The immediate chance to lead and perform.
The School of Music at Millikin University does not have graduate students, meaning (a) all students, regardless of major, study with a professor instead of a graduate student/teaching assistant, and (b) all students can assume leadership roles and perform with our flagship ensembles as soon as they set foot on campus. Our exclusively undergraduate enrollment provides students with incredible educational experiences that cannot be replicated at other institutions.
The preparation for a shifting musical landscape.
Over the past fifty years, this profession has slowly but steadily undergone an undeniable transformation: musicians must diversify their interests and skill sets to earn a living. Simply put, it is no longer enough to exclusively be a fine orchestral clarinetist (my nearsighted goal as I completed my undergraduate studies!); we have to reimagine the professional musician as an entrepreneur, an administrator, an educator, and a scholar in addition to the expected level of consummate artistry we all aspire to exemplify in our work.
A rich tradition of excellence.
Millikin University clarinet alumni have gone on to have successful careers as university professors, public school music teachers, and private instructors in both the central Illinois area and beyond.
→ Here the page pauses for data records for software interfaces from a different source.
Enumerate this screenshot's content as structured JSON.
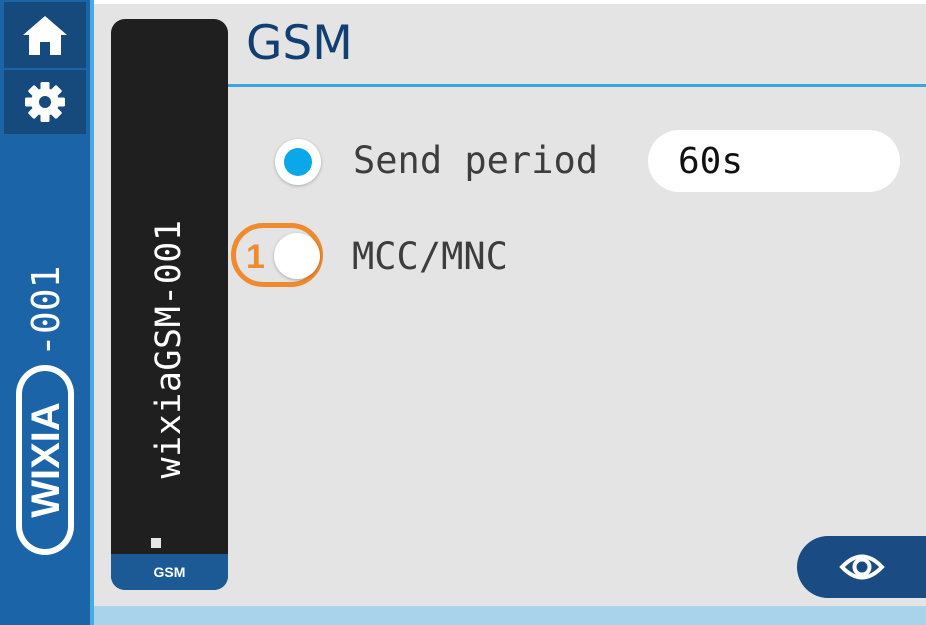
{
  "sidebar": {
    "home_icon": "home-icon",
    "settings_icon": "gear-icon",
    "logo_text": "WIXIA",
    "device_suffix": "-001"
  },
  "device": {
    "name": "wixiaGSM-001",
    "footer_label": "GSM"
  },
  "page": {
    "title": "GSM"
  },
  "options": [
    {
      "label": "Send period",
      "selected": true
    },
    {
      "label": "MCC/MNC",
      "selected": false
    }
  ],
  "send_period": {
    "value": "60s"
  },
  "callout": {
    "number": "1"
  },
  "view_button": {
    "icon": "eye-icon"
  },
  "colors": {
    "sidebar": "#1c64a8",
    "nav_button": "#174a7c",
    "accent": "#0aa8e8",
    "title": "#123f72",
    "callout": "#ef8a2f"
  }
}
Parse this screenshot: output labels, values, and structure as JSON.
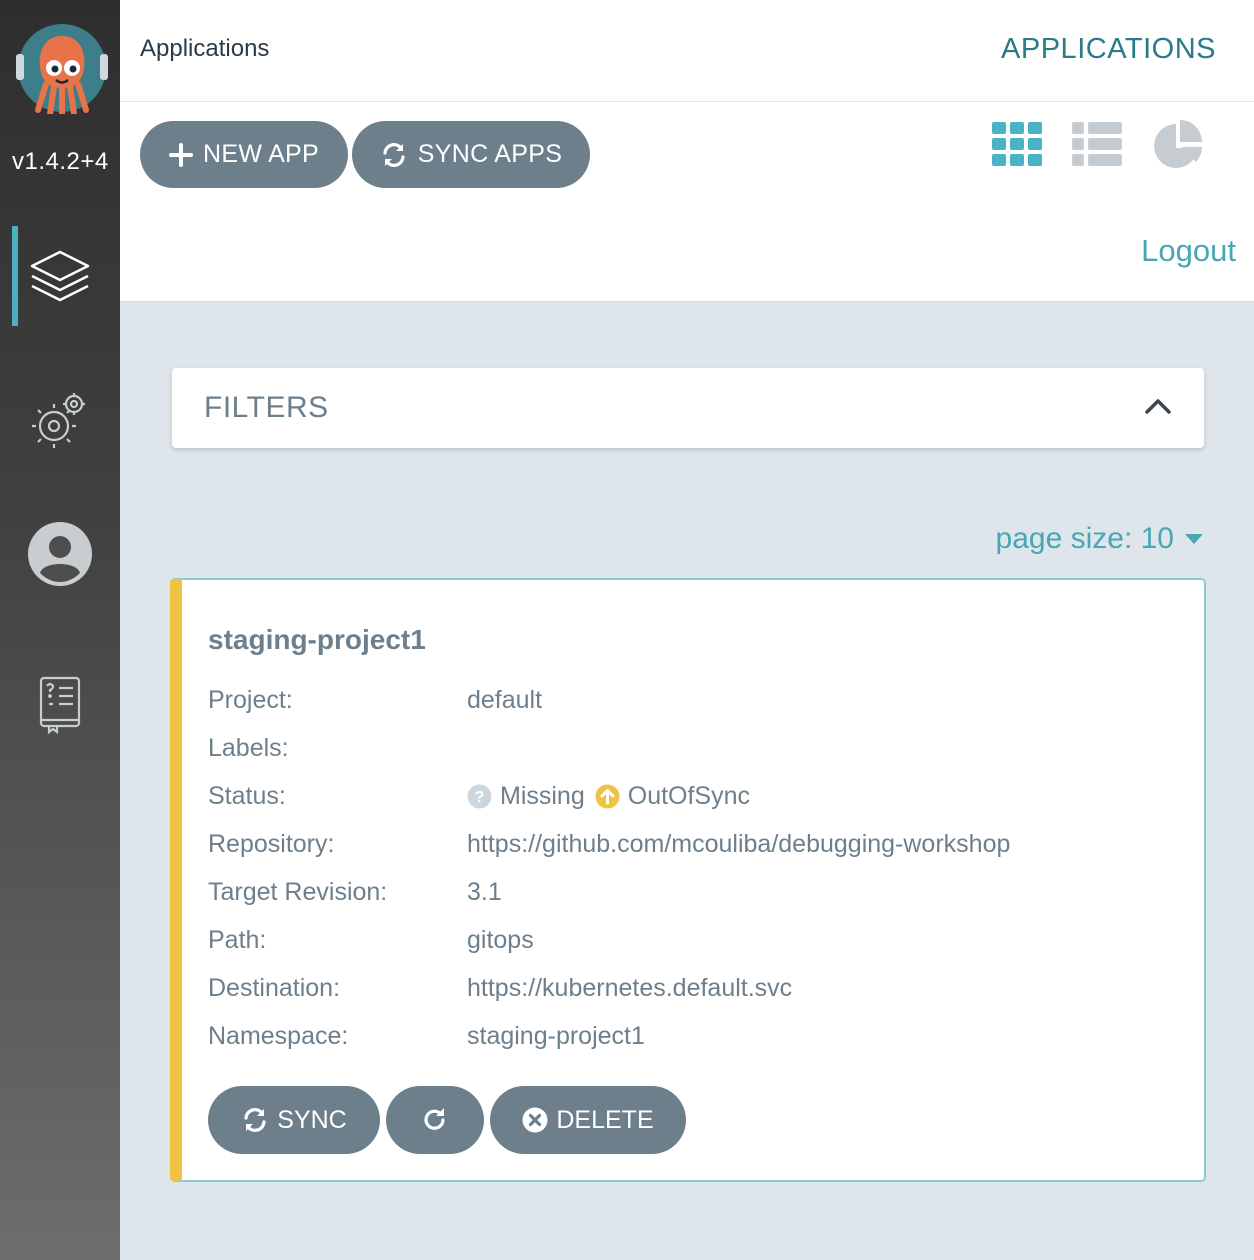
{
  "sidebar": {
    "version": "v1.4.2+4",
    "items": [
      {
        "name": "applications",
        "icon": "layers-icon",
        "active": true
      },
      {
        "name": "settings",
        "icon": "gears-icon",
        "active": false
      },
      {
        "name": "user-info",
        "icon": "user-icon",
        "active": false
      },
      {
        "name": "docs",
        "icon": "docs-book-icon",
        "active": false
      }
    ]
  },
  "header": {
    "breadcrumb": "Applications",
    "title": "APPLICATIONS"
  },
  "toolbar": {
    "new_app_label": "NEW APP",
    "sync_apps_label": "SYNC APPS",
    "views": [
      "tiles-view-icon",
      "list-view-icon",
      "summary-pie-icon"
    ],
    "logout_label": "Logout"
  },
  "filters": {
    "label": "FILTERS"
  },
  "pagination": {
    "page_size_label": "page size: 10"
  },
  "app": {
    "name": "staging-project1",
    "fields": [
      {
        "key": "Project:",
        "value": "default"
      },
      {
        "key": "Labels:",
        "value": ""
      },
      {
        "key": "Status:",
        "health": "Missing",
        "sync": "OutOfSync"
      },
      {
        "key": "Repository:",
        "value": "https://github.com/mcouliba/debugging-workshop"
      },
      {
        "key": "Target Revision:",
        "value": "3.1"
      },
      {
        "key": "Path:",
        "value": "gitops"
      },
      {
        "key": "Destination:",
        "value": "https://kubernetes.default.svc"
      },
      {
        "key": "Namespace:",
        "value": "staging-project1"
      }
    ],
    "actions": {
      "sync_label": "SYNC",
      "delete_label": "DELETE"
    }
  },
  "colors": {
    "accent": "#48a6b5",
    "button": "#6d7f8b",
    "out_of_sync": "#f0c442",
    "missing": "#ccd6dd"
  }
}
Former students of mine have been accepted to summer festivals both in the United States and Europe, have commissioned and premiered new works for clarinet as a solo instrument and in chamber ensembles, and have been accepted for graduate studies with assistantships at various universities throughout the United States.
These three factors, along with our world-class faculty throughout the School of Music, prepare students for their short- and long-term success as professional musicians in contemporary society.
We have many performance opportunities at Millikin University designed to provide students with the variety of experiences necessary for success in their professional careers. By performing in a multitude of ensembles including the Symphonic Wind Ensemble, Millikin-Decatur Symphony Orchestra, Millikin Chamber Orchestra, musical theatre productions, and numerous chamber ensembles, students are equipped to thrive as musicians and educators in an increasingly diverse line of work. Faculty conductors and chamber music coaches use their years of professional experience as the basis for leading students in rehearsals and concerts, reinforcing the skills students work to develop and refine in their applied study.
In my mind, the opportunity for students to perform in the Millikin-Decatur Symphony Orchestra alongside their respective applied professor and area professional musicians is worth multiple years of study by itself! Students selected for this honor benefit from the experience of preparing demanding repertoire on a professional rehearsal schedule and are able to refine their musicianship and ensemble skills in real time, learning through feedback from myself and other professional musicians.
One of the hallmarks (if not the hallmark) of a Millikin education is the idea of Performance Learning: the integration of theoretical knowledge and practical experiences into an educational experience greater than the sum of its parts. This experiential, hands-on approach to learning teaches students how to advance and succeed in their professional and personal endeavors. Performance Learning is very much synonymous with my own belief that, simply put, we get better at the clarinet by playing the clarinet. I believe in providing my students with an abundance of opportunities to perform, both formal—see Performance Opportunities—and informal, in order to apply the concepts inculcated in individual lessons and ascertain what skills are progressing appropriately and which need further attention. Through guided reflection and evaluation, performance becomes not only a culmination of preparation but one step in a longer trajectory of development and growth.
It is my job as an educator to help students realize their own potential. In a typical week, I get to work with each of my students for roughly two hours—one hour in our applied lesson, one hour in our studio class. This leaves 166 hours where students have to be their own teachers. To this end, one of the fundamental tenets of my teaching is to help students think critically and identify problems and solutions in their own playing. Through years of study and experimentation, I have accumulated a diverse set of pedagogical approaches to the instrument that have worked not only for me but for my students. My goal in sharing these approaches with students is that they will find what works best for them and helps them achieve their goals as musicians, whether it is something I recommend or another approach they discover through their own experimentation.
Through my performing and research, I continually seek to exemplify the excellence and diversity of interests that I cultivate in my students. In addition to my teaching at Millikin University, I maintain an active international career as a performing clarinetist in both solo and chamber settings. My areas of interest include commissioning new compositions for the clarinet, the intersection of performance and analysis in the clarinet repertoire, and the music of American composer David Maslanka. Prior to joining the Millikin-Decatur Symphony Orchestra as Principal Clarinet, I held E-flat clarinet and bass clarinet positions in various orchestras throughout the Midwest, providing me with an unusually diverse flexibility in my ensemble skills and an approach to these instruments informed by pragmatic experiences.
No matter a student’s goals and aspirations in music, my hope is to facilitate their development into the best possible musician and person they can be. I take this responsibility quite seriously and guarantee I will do whatever I can to ensure each student’s enjoyment and success during their education.